> _Requirement_
All of the entries below should be printed exactly; the pictures are to be left out.

> _Provided entries_
=== Section Start ===

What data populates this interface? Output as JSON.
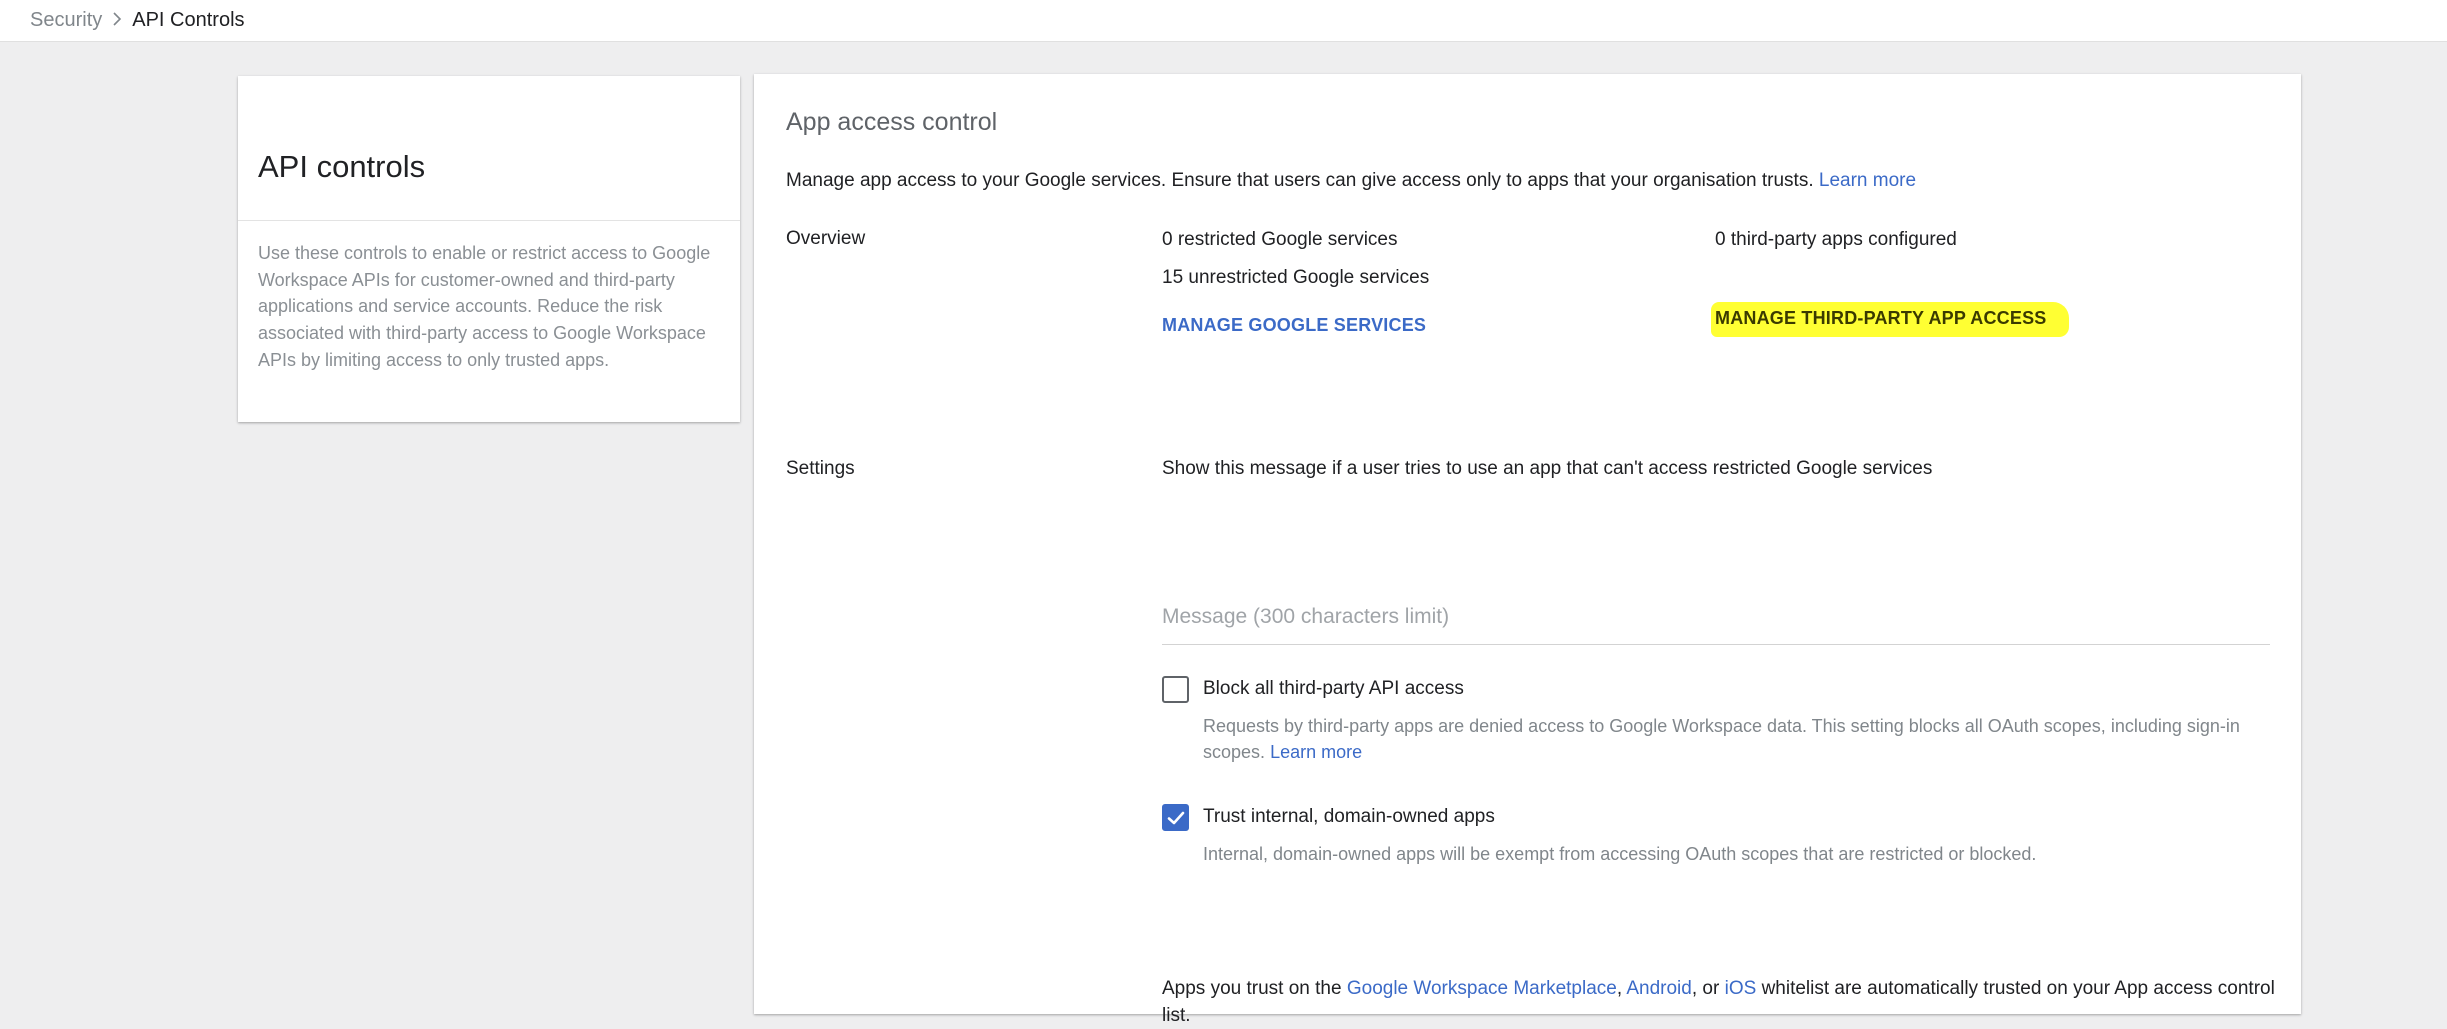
{
  "breadcrumb": {
    "parent": "Security",
    "current": "API Controls"
  },
  "left_card": {
    "title": "API controls",
    "description": "Use these controls to enable or restrict access to Google Workspace APIs for customer-owned and third-party applications and service accounts. Reduce the risk associated with third-party access to Google Workspace APIs by limiting access to only trusted apps."
  },
  "main": {
    "title": "App access control",
    "intro_text": "Manage app access to your Google services. Ensure that users can give access only to apps that your organisation trusts.",
    "intro_link": "Learn more",
    "overview": {
      "label": "Overview",
      "restricted": "0 restricted Google services",
      "unrestricted": "15 unrestricted Google services",
      "manage_services": "MANAGE GOOGLE SERVICES",
      "third_party": "0 third-party apps configured",
      "manage_third_party": "MANAGE THIRD-PARTY APP ACCESS"
    },
    "settings": {
      "label": "Settings",
      "description": "Show this message if a user tries to use an app that can't access restricted Google services",
      "message_placeholder": "Message (300 characters limit)",
      "message_value": "",
      "block_all": {
        "label": "Block all third-party API access",
        "help": "Requests by third-party apps are denied access to Google Workspace data. This setting blocks all OAuth scopes, including sign-in scopes.",
        "help_link": "Learn more",
        "checked": false
      },
      "trust_internal": {
        "label": "Trust internal, domain-owned apps",
        "help": "Internal, domain-owned apps will be exempt from accessing OAuth scopes that are restricted or blocked.",
        "checked": true
      },
      "trust_note": {
        "prefix": "Apps you trust on the",
        "marketplace": "Google Workspace Marketplace",
        "comma": ",",
        "android": "Android",
        "or": ", or",
        "ios": "iOS",
        "suffix": "whitelist are automatically trusted on your App access control list."
      }
    }
  },
  "colors": {
    "link": "#3b6ac7",
    "highlight": "#ffff33",
    "page_background": "#eeeeef"
  }
}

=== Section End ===

> _Reply_
What data populates this interface? Output as JSON.
{
  "breadcrumb": {
    "parent": "Security",
    "current": "API Controls"
  },
  "left_card": {
    "title": "API controls",
    "description": "Use these controls to enable or restrict access to Google Workspace APIs for customer-owned and third-party applications and service accounts. Reduce the risk associated with third-party access to Google Workspace APIs by limiting access to only trusted apps."
  },
  "main": {
    "title": "App access control",
    "intro_text": "Manage app access to your Google services. Ensure that users can give access only to apps that your organisation trusts.",
    "intro_link": "Learn more",
    "overview": {
      "label": "Overview",
      "restricted": "0 restricted Google services",
      "unrestricted": "15 unrestricted Google services",
      "manage_services": "MANAGE GOOGLE SERVICES",
      "third_party": "0 third-party apps configured",
      "manage_third_party": "MANAGE THIRD-PARTY APP ACCESS"
    },
    "settings": {
      "label": "Settings",
      "description": "Show this message if a user tries to use an app that can't access restricted Google services",
      "message_placeholder": "Message (300 characters limit)",
      "message_value": "",
      "block_all": {
        "label": "Block all third-party API access",
        "help": "Requests by third-party apps are denied access to Google Workspace data. This setting blocks all OAuth scopes, including sign-in scopes.",
        "help_link": "Learn more",
        "checked": false
      },
      "trust_internal": {
        "label": "Trust internal, domain-owned apps",
        "help": "Internal, domain-owned apps will be exempt from accessing OAuth scopes that are restricted or blocked.",
        "checked": true
      },
      "trust_note": {
        "prefix": "Apps you trust on the",
        "marketplace": "Google Workspace Marketplace",
        "comma": ",",
        "android": "Android",
        "or": ", or",
        "ios": "iOS",
        "suffix": "whitelist are automatically trusted on your App access control list."
      }
    }
  },
  "colors": {
    "link": "#3b6ac7",
    "highlight": "#ffff33",
    "page_background": "#eeeeef"
  }
}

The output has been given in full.